- **ASSIGNED TASK**
The required result is each line of the entries below containing the string "gmail".

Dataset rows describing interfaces
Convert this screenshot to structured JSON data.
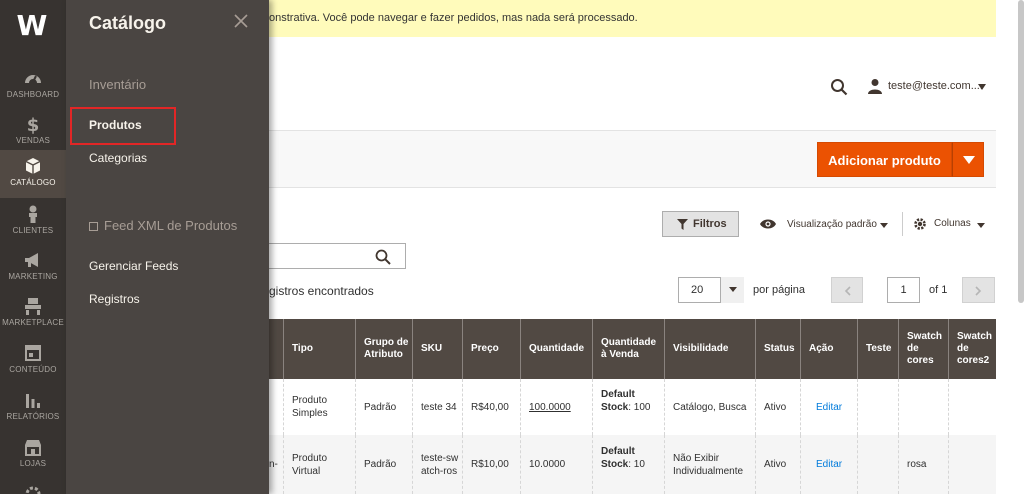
{
  "sidebar": {
    "logo": "W",
    "items": [
      {
        "label": "DASHBOARD",
        "icon": "dashboard-icon"
      },
      {
        "label": "VENDAS",
        "icon": "dollar-icon"
      },
      {
        "label": "CATÁLOGO",
        "icon": "box-icon"
      },
      {
        "label": "CLIENTES",
        "icon": "person-icon"
      },
      {
        "label": "MARKETING",
        "icon": "megaphone-icon"
      },
      {
        "label": "MARKETPLACE",
        "icon": "marketplace-icon"
      },
      {
        "label": "CONTEÚDO",
        "icon": "layout-icon"
      },
      {
        "label": "RELATÓRIOS",
        "icon": "bar-chart-icon"
      },
      {
        "label": "LOJAS",
        "icon": "store-icon"
      }
    ]
  },
  "flyout": {
    "title": "Catálogo",
    "sections": [
      {
        "label": "Inventário",
        "links": [
          "Produtos",
          "Categorias"
        ]
      },
      {
        "label": "Feed XML de Produtos",
        "links": [
          "Gerenciar Feeds",
          "Registros"
        ]
      }
    ]
  },
  "notice": {
    "text": "onstrativa. Você pode navegar e fazer pedidos, mas nada será processado."
  },
  "header": {
    "user": "teste@teste.com...."
  },
  "actions": {
    "add_product": "Adicionar produto"
  },
  "toolbar": {
    "filters": "Filtros",
    "view": "Visualização padrão",
    "columns": "Colunas",
    "records": "gistros encontrados",
    "per_page_value": "20",
    "per_page_label": "por página",
    "page": "1",
    "of": "of 1"
  },
  "grid": {
    "headers": [
      "Tipo",
      "Grupo de Atributo",
      "SKU",
      "Preço",
      "Quantidade",
      "Quantidade à Venda",
      "Visibilidade",
      "Status",
      "Ação",
      "Teste",
      "Swatch de cores",
      "Swatch de cores2"
    ],
    "rows": [
      {
        "tipo": "Produto Simples",
        "grupo": "Padrão",
        "sku": "teste 34",
        "preco": "R$40,00",
        "quantidade": "100.0000",
        "venda_label": "Default Stock",
        "venda_value": ": 100",
        "visibilidade": "Catálogo, Busca",
        "status": "Ativo",
        "acao": "Editar",
        "teste": "",
        "swatch": "",
        "swatch2": ""
      },
      {
        "prefix": "n-",
        "tipo": "Produto Virtual",
        "grupo": "Padrão",
        "sku": "teste-swatch-ros",
        "preco": "R$10,00",
        "quantidade": "10.0000",
        "venda_label": "Default Stock",
        "venda_value": ": 10",
        "visibilidade": "Não Exibir Individualmente",
        "status": "Ativo",
        "acao": "Editar",
        "teste": "",
        "swatch": "rosa",
        "swatch2": ""
      }
    ]
  }
}
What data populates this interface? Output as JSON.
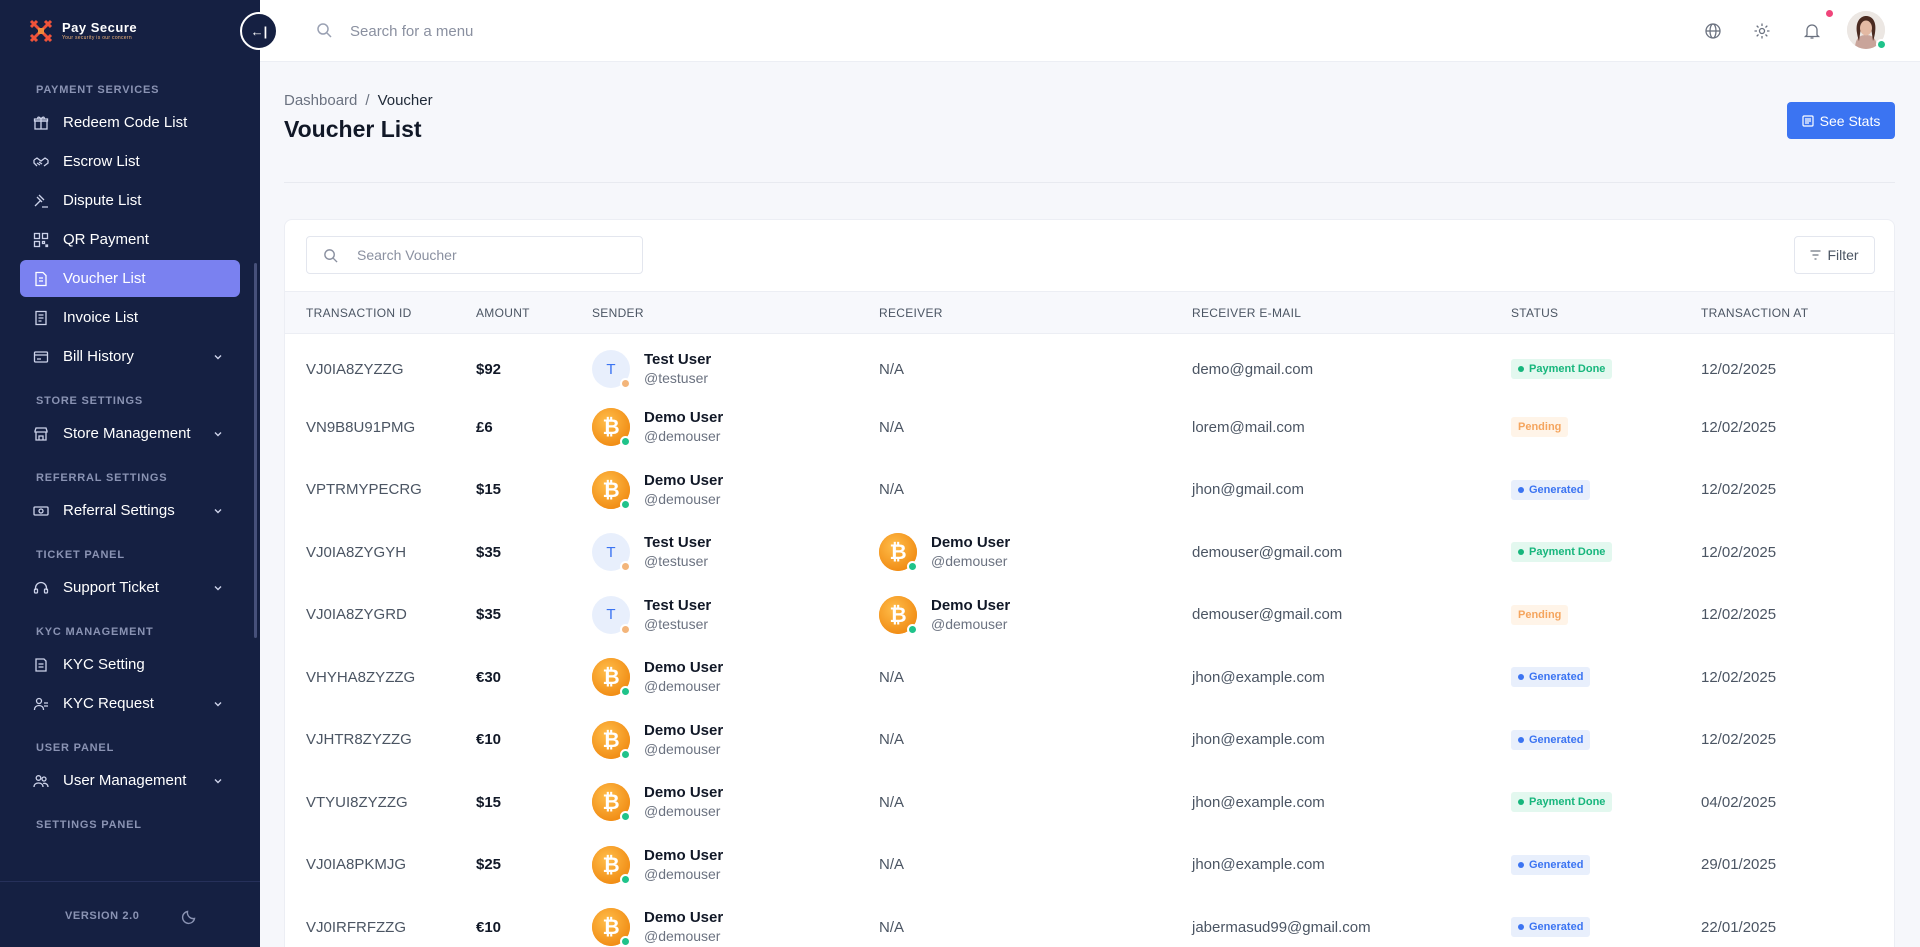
{
  "brand": {
    "name": "Pay Secure",
    "tagline": "Your security is our concern"
  },
  "sidebar": {
    "sections": [
      {
        "title": "PAYMENT SERVICES",
        "items": [
          {
            "label": "Redeem Code List",
            "icon": "gift-icon",
            "chevron": false,
            "active": false
          },
          {
            "label": "Escrow List",
            "icon": "handshake-icon",
            "chevron": false,
            "active": false
          },
          {
            "label": "Dispute List",
            "icon": "gavel-icon",
            "chevron": false,
            "active": false
          },
          {
            "label": "QR Payment",
            "icon": "qr-icon",
            "chevron": false,
            "active": false
          },
          {
            "label": "Voucher List",
            "icon": "voucher-icon",
            "chevron": false,
            "active": true
          },
          {
            "label": "Invoice List",
            "icon": "invoice-icon",
            "chevron": false,
            "active": false
          },
          {
            "label": "Bill History",
            "icon": "bill-icon",
            "chevron": true,
            "active": false
          }
        ]
      },
      {
        "title": "STORE SETTINGS",
        "items": [
          {
            "label": "Store Management",
            "icon": "store-icon",
            "chevron": true,
            "active": false
          }
        ]
      },
      {
        "title": "REFERRAL SETTINGS",
        "items": [
          {
            "label": "Referral Settings",
            "icon": "money-icon",
            "chevron": true,
            "active": false
          }
        ]
      },
      {
        "title": "TICKET PANEL",
        "items": [
          {
            "label": "Support Ticket",
            "icon": "headset-icon",
            "chevron": true,
            "active": false
          }
        ]
      },
      {
        "title": "KYC MANAGEMENT",
        "items": [
          {
            "label": "KYC Setting",
            "icon": "document-icon",
            "chevron": false,
            "active": false
          },
          {
            "label": "KYC Request",
            "icon": "user-check-icon",
            "chevron": true,
            "active": false
          }
        ]
      },
      {
        "title": "USER PANEL",
        "items": [
          {
            "label": "User Management",
            "icon": "users-icon",
            "chevron": true,
            "active": false
          }
        ]
      },
      {
        "title": "SETTINGS PANEL",
        "items": []
      }
    ],
    "version": "VERSION 2.0"
  },
  "topbar": {
    "search_placeholder": "Search for a menu"
  },
  "page": {
    "breadcrumb": {
      "root": "Dashboard",
      "separator": "/",
      "current": "Voucher"
    },
    "title": "Voucher List",
    "stats_button": "See Stats"
  },
  "table": {
    "search_placeholder": "Search Voucher",
    "filter_label": "Filter",
    "columns": [
      "TRANSACTION ID",
      "AMOUNT",
      "SENDER",
      "RECEIVER",
      "RECEIVER E-MAIL",
      "STATUS",
      "TRANSACTION AT"
    ],
    "rows": [
      {
        "id": "VJ0IA8ZYZZG",
        "amount": "$92",
        "sender": {
          "name": "Test User",
          "handle": "@testuser",
          "avatar": "T"
        },
        "receiver": null,
        "receiver_na": "N/A",
        "email": "demo@gmail.com",
        "status": "Payment Done",
        "date": "12/02/2025"
      },
      {
        "id": "VN9B8U91PMG",
        "amount": "£6",
        "sender": {
          "name": "Demo User",
          "handle": "@demouser",
          "avatar": "btc"
        },
        "receiver": null,
        "receiver_na": "N/A",
        "email": "lorem@mail.com",
        "status": "Pending",
        "date": "12/02/2025"
      },
      {
        "id": "VPTRMYPECRG",
        "amount": "$15",
        "sender": {
          "name": "Demo User",
          "handle": "@demouser",
          "avatar": "btc"
        },
        "receiver": null,
        "receiver_na": "N/A",
        "email": "jhon@gmail.com",
        "status": "Generated",
        "date": "12/02/2025"
      },
      {
        "id": "VJ0IA8ZYGYH",
        "amount": "$35",
        "sender": {
          "name": "Test User",
          "handle": "@testuser",
          "avatar": "T"
        },
        "receiver": {
          "name": "Demo User",
          "handle": "@demouser",
          "avatar": "btc"
        },
        "receiver_na": "",
        "email": "demouser@gmail.com",
        "status": "Payment Done",
        "date": "12/02/2025"
      },
      {
        "id": "VJ0IA8ZYGRD",
        "amount": "$35",
        "sender": {
          "name": "Test User",
          "handle": "@testuser",
          "avatar": "T"
        },
        "receiver": {
          "name": "Demo User",
          "handle": "@demouser",
          "avatar": "btc"
        },
        "receiver_na": "",
        "email": "demouser@gmail.com",
        "status": "Pending",
        "date": "12/02/2025"
      },
      {
        "id": "VHYHA8ZYZZG",
        "amount": "€30",
        "sender": {
          "name": "Demo User",
          "handle": "@demouser",
          "avatar": "btc"
        },
        "receiver": null,
        "receiver_na": "N/A",
        "email": "jhon@example.com",
        "status": "Generated",
        "date": "12/02/2025"
      },
      {
        "id": "VJHTR8ZYZZG",
        "amount": "€10",
        "sender": {
          "name": "Demo User",
          "handle": "@demouser",
          "avatar": "btc"
        },
        "receiver": null,
        "receiver_na": "N/A",
        "email": "jhon@example.com",
        "status": "Generated",
        "date": "12/02/2025"
      },
      {
        "id": "VTYUI8ZYZZG",
        "amount": "$15",
        "sender": {
          "name": "Demo User",
          "handle": "@demouser",
          "avatar": "btc"
        },
        "receiver": null,
        "receiver_na": "N/A",
        "email": "jhon@example.com",
        "status": "Payment Done",
        "date": "04/02/2025"
      },
      {
        "id": "VJ0IA8PKMJG",
        "amount": "$25",
        "sender": {
          "name": "Demo User",
          "handle": "@demouser",
          "avatar": "btc"
        },
        "receiver": null,
        "receiver_na": "N/A",
        "email": "jhon@example.com",
        "status": "Generated",
        "date": "29/01/2025"
      },
      {
        "id": "VJ0IRFRFZZG",
        "amount": "€10",
        "sender": {
          "name": "Demo User",
          "handle": "@demouser",
          "avatar": "btc"
        },
        "receiver": null,
        "receiver_na": "N/A",
        "email": "jabermasud99@gmail.com",
        "status": "Generated",
        "date": "22/01/2025"
      }
    ]
  },
  "colors": {
    "sidebar_bg": "#152042",
    "active_item": "#7a81f0",
    "primary": "#3b74f2",
    "status": {
      "Payment Done": {
        "bg": "#e3f8ef",
        "fg": "#16b67c"
      },
      "Pending": {
        "bg": "#fff4e8",
        "fg": "#f5a55e"
      },
      "Generated": {
        "bg": "#e8effc",
        "fg": "#3b74f2"
      }
    },
    "dot_online": "#1fc38a",
    "dot_away": "#f3b57a"
  }
}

- **RESULT BELOW**
        "email": "demo@gmail.com",
        "email": "jhon@gmail.com",
        "email": "demouser@gmail.com",
        "email": "demouser@gmail.com",
        "email": "jabermasud99@gmail.com",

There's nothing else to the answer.